This narrowing down of choices is particularly severe in the online world than in the physical one. Most online recommendation engines are trained to capture signals based on one’s preferences to suggest recommendations that are often exploitative i.e. similar to past preferences, that is often referred to as being ‘personalized’. Unlike a grocery store where the aisles don’t change miraculously when one walks in to show only those items one has shopped before and one has the opportunity to explore if one wants to, an online experience is less conducive to exploration. True, there is the search box where one can search for whatever one wants, but how does one know what else is out there to search? My news feed is tuned to topics and news outlets I have read and engaged with in the past. How is the engine that powers recommendations to know that on a whim, I might me more open to reading the counter-point even if I don’t agree with it. So also with movies, what if I feel absolutely whimsical and tired of existing choices to want to try out a new genre or type that I have never picked before?

A purely explorative recommendation engine may fail in comparison with the exploitative approach.

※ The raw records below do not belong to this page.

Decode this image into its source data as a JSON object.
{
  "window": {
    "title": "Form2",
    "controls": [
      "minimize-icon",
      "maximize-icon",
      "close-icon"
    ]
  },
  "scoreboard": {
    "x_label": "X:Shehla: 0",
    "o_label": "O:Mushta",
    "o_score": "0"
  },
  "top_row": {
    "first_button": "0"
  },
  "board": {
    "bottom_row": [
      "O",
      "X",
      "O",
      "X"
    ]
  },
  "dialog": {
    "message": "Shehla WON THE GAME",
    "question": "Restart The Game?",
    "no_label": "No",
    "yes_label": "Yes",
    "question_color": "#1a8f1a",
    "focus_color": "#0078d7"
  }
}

If Amazon were to recommend us a random set of books, we would likely not buy as much as what we do now. Similarly with news. Screen real-estate is valuable, and most web companies will use it to show something which you are most likely to click or buy, and by that logic the exploitative model trumps the explorative one. The recent fiasco with fake news recommendations is a classic example of how this exploitative approach can go wrong.

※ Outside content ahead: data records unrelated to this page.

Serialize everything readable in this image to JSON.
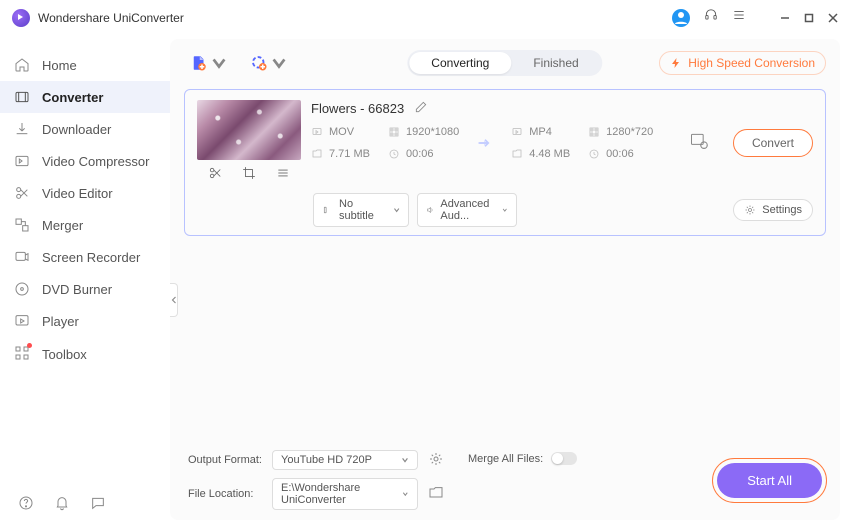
{
  "app": {
    "title": "Wondershare UniConverter"
  },
  "sidebar": {
    "items": [
      {
        "label": "Home"
      },
      {
        "label": "Converter"
      },
      {
        "label": "Downloader"
      },
      {
        "label": "Video Compressor"
      },
      {
        "label": "Video Editor"
      },
      {
        "label": "Merger"
      },
      {
        "label": "Screen Recorder"
      },
      {
        "label": "DVD Burner"
      },
      {
        "label": "Player"
      },
      {
        "label": "Toolbox"
      }
    ]
  },
  "tabs": {
    "converting": "Converting",
    "finished": "Finished"
  },
  "speed": {
    "label": "High Speed Conversion"
  },
  "file": {
    "name": "Flowers - 66823",
    "src": {
      "format": "MOV",
      "resolution": "1920*1080",
      "size": "7.71 MB",
      "duration": "00:06"
    },
    "dst": {
      "format": "MP4",
      "resolution": "1280*720",
      "size": "4.48 MB",
      "duration": "00:06"
    },
    "convert_label": "Convert",
    "subtitle": "No subtitle",
    "audio": "Advanced Aud...",
    "settings": "Settings"
  },
  "footer": {
    "output_format_label": "Output Format:",
    "output_format_value": "YouTube HD 720P",
    "file_location_label": "File Location:",
    "file_location_value": "E:\\Wondershare UniConverter",
    "merge_label": "Merge All Files:",
    "start_all": "Start All"
  }
}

There is a case to be made for giving users the freedom to explore even if it is not their most common preference. It is a lot like the question we started with — we may often go with a tried-and-tested option, but we know that we always have the choice to go with something entirely new. We may not do it very often, but it is still important to have the choice. Choices have a redeeming quality of freeing us from the narrow confines of our past experiences. In being largely exploitative, online recommendations keep us from having this option, sometimes with disastrous results, for the sake of clicks and dimes.